Release type: Media Release


New round of PhD grants aims to tackle some of Australia’s biggest challenges


Senator the Hon Anthony Chisholm
Assistant Minister for Education
Assistant Minister for Regional Development

Forty research projects which aim to solve some of the biggest challenges facing Australia are set to be supported by an $8 million funding boost through Round 2 of the National Industry PhD Program.

From investigating pre-built homes as a solution to social housing, to incorporating seaweed in cattle feed to reduce methane emissions, the projects target problems in a number of our nation’s key industries.

Assistant Minister for Education Anthony Chisholm said the program brings our best tertiary education institutions together with industry to drive collaboration and commercialise high-level research into innovative solutions.

“The challenges our country faces can only be solved when we work together, the National Industry PhD program is an important part of our government’s efforts to see Australian research translated into real and tangible benefits for our nation,” Assistant Minister Chisholm said.

“It’s also incredibly encouraging to see 14 of these research projects located in regional or rural locations, which makes up 35 per cent of the ventures selected.

“This includes Griffith University, which is supporting four PhD places to investigate the use of advanced AI technology in developing an efficient and secure power management system.

“If successful, this project will contribute to a more a resilient, efficient and sustainable power energy landscape for Australia as we work towards our net zero future.”

One of the project’s key researchers, Griffith University's Professor Paulo De Souza, Dean (Research) & Pro Vice Chancellor (Sciences) said the extra funding will enhance Australia’s efforts toward implementing a more efficient energy grid.

"The grant provided will greatly enhance research progress towards achieving safe and sustainable energy delivery to local households.
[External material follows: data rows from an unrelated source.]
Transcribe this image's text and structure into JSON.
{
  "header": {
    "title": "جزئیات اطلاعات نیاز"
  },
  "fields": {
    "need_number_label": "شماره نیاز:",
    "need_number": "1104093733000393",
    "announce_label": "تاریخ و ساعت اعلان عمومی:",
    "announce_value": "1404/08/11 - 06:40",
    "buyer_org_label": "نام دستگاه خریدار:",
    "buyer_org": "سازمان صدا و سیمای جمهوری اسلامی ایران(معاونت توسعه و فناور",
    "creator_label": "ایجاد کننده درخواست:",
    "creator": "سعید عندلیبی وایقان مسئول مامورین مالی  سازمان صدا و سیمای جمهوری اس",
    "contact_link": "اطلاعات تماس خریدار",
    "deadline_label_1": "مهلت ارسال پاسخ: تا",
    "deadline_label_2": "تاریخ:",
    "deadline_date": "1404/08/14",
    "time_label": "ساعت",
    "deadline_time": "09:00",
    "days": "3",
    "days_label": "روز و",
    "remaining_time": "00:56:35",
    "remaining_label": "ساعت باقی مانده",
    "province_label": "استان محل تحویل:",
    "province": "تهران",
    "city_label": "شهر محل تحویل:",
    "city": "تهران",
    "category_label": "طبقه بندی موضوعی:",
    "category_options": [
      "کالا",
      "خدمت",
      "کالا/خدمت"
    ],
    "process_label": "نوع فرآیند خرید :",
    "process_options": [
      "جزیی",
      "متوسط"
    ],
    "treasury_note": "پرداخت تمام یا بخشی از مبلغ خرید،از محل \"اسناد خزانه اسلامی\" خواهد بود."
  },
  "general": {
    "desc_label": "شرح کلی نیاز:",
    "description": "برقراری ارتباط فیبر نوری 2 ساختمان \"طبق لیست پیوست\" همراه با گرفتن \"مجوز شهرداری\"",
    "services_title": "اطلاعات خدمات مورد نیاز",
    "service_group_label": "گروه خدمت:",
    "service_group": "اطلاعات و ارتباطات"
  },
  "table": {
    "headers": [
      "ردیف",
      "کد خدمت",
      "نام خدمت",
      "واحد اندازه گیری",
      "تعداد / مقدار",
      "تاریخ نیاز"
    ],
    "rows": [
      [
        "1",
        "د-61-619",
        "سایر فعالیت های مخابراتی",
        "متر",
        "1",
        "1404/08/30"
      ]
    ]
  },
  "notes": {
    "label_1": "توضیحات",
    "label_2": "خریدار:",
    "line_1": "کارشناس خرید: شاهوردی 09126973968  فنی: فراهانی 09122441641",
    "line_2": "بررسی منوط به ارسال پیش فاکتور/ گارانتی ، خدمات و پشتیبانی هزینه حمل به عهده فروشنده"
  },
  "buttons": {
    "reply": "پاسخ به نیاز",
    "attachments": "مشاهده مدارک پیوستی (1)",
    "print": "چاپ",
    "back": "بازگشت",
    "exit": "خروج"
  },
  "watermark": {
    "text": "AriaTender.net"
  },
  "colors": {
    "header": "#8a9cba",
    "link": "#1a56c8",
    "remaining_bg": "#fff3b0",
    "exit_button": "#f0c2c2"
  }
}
By improving energy management systems, we will be securing the future of energy supply and delivery to all Australians,” Professor De Souza said.

The National Industry PhD Program is part of a $296 million government initiative to bring together trained researchers to solve industry problems across agriculture and food protection, health and medical research, environmental sustainability, tech and manufacturing, and AI.

The program’s first round backed 32 successful projects and invested more than $5 million into their development.

This round will involve 22 universities and 41 industry partners, with 50 PhD students offered scholarships to undertake research projects over the next four years.

Other successful projects in this round include:

  • Artificial Intelligence (AI) warehouse robots for faster deliveries and stronger supply chains
  • Improved and personalised treatment options for obstructive sleep apnoea, and
  • Converting food waste into compostable stretch wrap as a substitute for plastic wrap.

The full list of Round 2 successful projects can be found here. Applications for Round 3 are expected to open in early 2024.